How to foster innovation in the workplace

Professor Vangelis Souitaris, Professor of Entrepreneurship, shares strategies on how to encourage innovation and creativity in an organisation.

There’s no denying that innovation has become important to businesses and organisations, whether large or small. Innovation refers to something new, it can be a product, a service or a new process that has been implemented to help in streamlining a task or an activity, thus leading to greater efficiency and productivity.

While it’s true that the term innovation has become trendy, the unfortunate reality is that there are many companies that are stuck in their ways because they are afraid of change. So how does one effectively encourage and manage innovation and subsequent changes within an organisation?

Real innovation requires significant investment of time, resources and a willingness from management to advocate and embrace changes.

  1. Hire creatives

    Innovation in an organisation is born out of creativity. The importance of hiring people who are creative, can inspire change and lead the process of innovation cannot be understated. How do you know if someone is a creative when you are hiring? It has to be someone who is different from you. To innovate, you have to hire misfits who sometimes make you feel comfortable with their controversial ideas.

  2. Nurture an open environment

    Employees are able to think outside the box and be creative when they are given autonomy. Creative people do not like to be micromanaged, so it is important to leave them relatively unsupervised and give them the freedom to create.

  3. Allow failure

    Failure is part of innovation.
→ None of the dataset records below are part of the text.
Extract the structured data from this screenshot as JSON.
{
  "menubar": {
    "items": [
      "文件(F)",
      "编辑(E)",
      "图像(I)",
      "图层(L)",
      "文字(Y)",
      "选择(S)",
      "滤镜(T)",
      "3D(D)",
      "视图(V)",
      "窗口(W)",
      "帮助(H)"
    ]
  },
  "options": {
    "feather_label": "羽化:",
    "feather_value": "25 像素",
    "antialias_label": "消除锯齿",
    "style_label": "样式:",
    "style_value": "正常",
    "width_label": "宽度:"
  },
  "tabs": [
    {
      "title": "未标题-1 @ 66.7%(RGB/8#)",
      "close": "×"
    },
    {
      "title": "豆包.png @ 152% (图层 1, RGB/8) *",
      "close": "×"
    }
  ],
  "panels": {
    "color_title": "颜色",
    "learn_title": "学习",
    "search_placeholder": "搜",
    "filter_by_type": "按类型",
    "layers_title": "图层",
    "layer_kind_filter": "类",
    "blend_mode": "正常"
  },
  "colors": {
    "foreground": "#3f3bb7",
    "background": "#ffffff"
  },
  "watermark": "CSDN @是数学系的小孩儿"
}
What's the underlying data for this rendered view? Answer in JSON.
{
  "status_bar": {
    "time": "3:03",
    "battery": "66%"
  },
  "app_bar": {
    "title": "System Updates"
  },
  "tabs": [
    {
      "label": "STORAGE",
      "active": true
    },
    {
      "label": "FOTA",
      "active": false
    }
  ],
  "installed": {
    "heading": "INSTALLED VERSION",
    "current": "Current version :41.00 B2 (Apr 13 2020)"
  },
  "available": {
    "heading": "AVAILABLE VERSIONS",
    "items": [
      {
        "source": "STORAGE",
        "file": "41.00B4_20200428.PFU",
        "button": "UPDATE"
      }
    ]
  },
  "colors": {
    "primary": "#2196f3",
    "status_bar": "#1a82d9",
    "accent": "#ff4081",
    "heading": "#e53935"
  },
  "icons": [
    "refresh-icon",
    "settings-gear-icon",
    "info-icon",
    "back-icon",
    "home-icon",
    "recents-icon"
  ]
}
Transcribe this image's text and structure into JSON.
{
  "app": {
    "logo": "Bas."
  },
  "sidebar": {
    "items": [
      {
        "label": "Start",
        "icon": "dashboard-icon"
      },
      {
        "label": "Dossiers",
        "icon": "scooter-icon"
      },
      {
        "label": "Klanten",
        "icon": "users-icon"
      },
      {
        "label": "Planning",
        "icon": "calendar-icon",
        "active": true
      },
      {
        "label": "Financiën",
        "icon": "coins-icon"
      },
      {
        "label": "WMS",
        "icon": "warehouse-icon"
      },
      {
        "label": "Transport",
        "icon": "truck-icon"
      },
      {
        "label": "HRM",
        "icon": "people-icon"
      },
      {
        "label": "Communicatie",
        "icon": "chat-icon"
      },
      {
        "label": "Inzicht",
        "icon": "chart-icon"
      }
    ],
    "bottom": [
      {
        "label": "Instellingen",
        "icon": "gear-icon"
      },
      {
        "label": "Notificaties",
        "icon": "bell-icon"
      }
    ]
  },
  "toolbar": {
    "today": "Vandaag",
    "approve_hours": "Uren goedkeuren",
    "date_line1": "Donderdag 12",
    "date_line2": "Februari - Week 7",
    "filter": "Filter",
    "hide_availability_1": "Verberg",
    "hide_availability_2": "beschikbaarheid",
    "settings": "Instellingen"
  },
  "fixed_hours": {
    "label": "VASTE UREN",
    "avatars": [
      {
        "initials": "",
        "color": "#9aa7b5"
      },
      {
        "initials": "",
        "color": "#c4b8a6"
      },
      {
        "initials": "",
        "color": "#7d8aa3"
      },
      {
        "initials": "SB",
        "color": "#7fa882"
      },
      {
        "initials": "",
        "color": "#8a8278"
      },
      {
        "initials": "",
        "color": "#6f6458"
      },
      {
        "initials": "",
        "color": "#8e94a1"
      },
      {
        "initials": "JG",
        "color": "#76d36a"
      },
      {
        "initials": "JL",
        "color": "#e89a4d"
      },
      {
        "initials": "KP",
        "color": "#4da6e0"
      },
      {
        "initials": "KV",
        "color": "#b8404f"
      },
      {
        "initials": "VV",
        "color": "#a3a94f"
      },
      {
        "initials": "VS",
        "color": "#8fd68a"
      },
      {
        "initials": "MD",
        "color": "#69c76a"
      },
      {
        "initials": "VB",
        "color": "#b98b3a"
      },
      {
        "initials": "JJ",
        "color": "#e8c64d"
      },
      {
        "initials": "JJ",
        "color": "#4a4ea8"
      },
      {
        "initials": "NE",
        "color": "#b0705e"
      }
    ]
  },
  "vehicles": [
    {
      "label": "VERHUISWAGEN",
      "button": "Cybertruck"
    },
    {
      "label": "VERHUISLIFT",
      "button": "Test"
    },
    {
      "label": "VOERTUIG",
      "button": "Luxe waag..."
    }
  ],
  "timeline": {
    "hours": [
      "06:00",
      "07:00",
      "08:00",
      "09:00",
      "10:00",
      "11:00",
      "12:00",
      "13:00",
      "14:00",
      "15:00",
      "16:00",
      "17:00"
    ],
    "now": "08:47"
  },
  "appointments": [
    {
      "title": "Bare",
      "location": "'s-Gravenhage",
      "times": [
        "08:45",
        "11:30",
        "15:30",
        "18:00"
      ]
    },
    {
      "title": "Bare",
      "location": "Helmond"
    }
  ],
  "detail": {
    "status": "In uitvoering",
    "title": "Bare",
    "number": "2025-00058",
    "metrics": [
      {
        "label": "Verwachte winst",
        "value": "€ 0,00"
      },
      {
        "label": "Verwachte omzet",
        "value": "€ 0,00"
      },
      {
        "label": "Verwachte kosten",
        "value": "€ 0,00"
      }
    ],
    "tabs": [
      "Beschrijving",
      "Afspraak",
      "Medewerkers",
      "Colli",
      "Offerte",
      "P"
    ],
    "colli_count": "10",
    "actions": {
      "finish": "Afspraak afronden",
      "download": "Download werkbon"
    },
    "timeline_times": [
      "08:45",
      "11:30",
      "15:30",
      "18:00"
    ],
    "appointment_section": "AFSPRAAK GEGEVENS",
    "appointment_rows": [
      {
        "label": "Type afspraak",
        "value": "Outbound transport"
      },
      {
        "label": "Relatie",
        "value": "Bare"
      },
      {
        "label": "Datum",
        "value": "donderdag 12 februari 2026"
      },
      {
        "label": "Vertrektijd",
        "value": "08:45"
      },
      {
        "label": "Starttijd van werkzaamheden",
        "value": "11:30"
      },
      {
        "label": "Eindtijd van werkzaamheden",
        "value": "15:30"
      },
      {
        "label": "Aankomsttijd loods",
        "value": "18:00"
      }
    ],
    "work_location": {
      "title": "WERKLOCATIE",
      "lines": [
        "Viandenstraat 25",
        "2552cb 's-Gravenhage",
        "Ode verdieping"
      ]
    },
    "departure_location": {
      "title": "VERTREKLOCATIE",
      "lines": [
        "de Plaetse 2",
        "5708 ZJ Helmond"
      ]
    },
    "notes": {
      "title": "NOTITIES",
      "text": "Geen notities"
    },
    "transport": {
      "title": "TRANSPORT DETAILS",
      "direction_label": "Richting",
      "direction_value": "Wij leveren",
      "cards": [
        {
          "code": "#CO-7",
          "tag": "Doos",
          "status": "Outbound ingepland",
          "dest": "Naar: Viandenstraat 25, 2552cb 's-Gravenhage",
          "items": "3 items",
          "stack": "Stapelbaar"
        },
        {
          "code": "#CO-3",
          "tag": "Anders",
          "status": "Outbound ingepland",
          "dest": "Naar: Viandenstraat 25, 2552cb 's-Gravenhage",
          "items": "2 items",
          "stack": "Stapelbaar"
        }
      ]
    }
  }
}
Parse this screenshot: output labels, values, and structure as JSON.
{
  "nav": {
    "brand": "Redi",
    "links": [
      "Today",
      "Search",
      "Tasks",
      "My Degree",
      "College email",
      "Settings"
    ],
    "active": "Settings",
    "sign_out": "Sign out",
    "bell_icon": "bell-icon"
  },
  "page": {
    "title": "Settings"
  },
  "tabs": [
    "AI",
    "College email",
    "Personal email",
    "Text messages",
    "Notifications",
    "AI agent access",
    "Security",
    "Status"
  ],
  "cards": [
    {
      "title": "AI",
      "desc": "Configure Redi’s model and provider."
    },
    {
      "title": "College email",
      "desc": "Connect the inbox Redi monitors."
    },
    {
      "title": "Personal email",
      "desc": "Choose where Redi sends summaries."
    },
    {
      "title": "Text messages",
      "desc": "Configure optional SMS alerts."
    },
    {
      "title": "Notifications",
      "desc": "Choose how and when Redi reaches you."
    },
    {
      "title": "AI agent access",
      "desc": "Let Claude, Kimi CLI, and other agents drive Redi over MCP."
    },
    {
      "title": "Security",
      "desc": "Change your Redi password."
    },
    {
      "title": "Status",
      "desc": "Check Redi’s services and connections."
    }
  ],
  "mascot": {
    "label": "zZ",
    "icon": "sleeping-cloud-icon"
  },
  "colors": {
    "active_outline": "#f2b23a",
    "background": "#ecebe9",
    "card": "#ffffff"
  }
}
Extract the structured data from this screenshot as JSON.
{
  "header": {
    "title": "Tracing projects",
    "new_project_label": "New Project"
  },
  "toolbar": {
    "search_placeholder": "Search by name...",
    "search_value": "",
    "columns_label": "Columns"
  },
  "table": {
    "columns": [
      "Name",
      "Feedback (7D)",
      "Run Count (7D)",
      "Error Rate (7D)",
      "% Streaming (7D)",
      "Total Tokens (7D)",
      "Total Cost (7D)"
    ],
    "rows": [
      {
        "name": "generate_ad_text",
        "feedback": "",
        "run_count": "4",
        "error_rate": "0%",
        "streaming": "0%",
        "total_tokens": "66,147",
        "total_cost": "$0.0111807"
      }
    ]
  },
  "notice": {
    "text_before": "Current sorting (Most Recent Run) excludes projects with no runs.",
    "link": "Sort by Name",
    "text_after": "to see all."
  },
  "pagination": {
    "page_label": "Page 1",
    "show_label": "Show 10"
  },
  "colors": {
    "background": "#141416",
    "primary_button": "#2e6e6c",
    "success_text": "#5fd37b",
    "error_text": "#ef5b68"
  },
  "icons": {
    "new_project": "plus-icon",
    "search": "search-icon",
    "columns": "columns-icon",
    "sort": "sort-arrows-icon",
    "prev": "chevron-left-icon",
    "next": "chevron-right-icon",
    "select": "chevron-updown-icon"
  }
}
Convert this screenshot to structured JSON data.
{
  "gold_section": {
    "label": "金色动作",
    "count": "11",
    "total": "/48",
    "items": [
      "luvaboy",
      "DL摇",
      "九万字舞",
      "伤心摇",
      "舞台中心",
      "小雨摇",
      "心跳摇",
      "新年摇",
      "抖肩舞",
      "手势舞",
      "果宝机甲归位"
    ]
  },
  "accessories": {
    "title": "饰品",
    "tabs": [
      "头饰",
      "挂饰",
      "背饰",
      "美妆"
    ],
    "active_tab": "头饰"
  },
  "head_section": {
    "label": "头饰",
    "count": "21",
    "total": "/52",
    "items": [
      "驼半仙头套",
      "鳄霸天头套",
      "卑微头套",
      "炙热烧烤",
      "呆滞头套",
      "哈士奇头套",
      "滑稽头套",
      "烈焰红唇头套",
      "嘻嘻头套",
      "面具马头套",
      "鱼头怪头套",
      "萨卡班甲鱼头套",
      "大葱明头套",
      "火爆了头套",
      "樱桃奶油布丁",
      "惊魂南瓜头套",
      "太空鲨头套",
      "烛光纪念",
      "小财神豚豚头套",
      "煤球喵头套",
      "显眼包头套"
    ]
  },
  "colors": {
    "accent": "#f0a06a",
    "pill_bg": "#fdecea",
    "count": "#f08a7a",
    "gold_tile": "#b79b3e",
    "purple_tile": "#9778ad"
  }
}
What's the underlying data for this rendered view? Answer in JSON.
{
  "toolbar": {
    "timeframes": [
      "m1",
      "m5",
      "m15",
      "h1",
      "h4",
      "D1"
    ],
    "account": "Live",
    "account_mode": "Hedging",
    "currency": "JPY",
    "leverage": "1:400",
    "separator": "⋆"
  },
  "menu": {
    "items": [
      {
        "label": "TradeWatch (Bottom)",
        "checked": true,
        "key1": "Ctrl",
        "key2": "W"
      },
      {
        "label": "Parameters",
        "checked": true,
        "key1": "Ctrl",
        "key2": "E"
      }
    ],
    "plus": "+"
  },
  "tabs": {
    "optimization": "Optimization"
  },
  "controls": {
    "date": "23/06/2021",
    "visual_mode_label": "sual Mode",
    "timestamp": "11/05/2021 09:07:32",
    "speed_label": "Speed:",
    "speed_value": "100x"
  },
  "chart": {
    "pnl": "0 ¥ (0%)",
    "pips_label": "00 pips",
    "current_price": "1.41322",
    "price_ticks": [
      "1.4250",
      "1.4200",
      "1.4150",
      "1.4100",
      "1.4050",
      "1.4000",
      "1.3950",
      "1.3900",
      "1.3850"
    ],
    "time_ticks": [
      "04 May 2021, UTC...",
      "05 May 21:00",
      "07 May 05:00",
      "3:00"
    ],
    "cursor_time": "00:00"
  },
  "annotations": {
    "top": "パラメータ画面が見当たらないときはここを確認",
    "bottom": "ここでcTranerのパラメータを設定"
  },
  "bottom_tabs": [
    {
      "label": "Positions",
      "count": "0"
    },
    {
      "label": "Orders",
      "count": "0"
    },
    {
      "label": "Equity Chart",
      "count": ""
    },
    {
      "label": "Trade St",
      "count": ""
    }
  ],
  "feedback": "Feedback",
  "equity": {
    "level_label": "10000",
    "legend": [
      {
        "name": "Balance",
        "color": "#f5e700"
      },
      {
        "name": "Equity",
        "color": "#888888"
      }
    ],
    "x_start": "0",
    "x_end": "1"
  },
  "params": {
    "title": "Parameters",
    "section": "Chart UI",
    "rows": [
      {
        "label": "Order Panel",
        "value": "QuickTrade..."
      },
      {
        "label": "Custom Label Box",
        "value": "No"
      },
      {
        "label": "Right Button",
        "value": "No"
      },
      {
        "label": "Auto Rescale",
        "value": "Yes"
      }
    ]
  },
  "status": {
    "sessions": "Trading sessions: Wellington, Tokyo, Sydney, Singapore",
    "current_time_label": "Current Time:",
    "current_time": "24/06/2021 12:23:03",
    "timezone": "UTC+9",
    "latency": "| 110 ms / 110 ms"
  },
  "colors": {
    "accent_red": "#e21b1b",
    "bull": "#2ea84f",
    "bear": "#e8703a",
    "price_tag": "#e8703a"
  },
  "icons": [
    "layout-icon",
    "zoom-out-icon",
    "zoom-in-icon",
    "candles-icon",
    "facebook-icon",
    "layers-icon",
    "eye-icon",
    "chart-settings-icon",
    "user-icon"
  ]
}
As important as it is to allow the freedom to innovate, nurturing a culture where failed experiments are tolerated is essential. If employees were to face the consequences of coming up with project ideas that have failed, they would be discouraged from taking initiative.

  4. Rewardsuccess                                                                                                                                                                   Be prepared to offer rewards if projects succeed, in order to incentivise people to try. These can be in the form of financial benefits, power and autonomy or flexibility in terms of work schedules.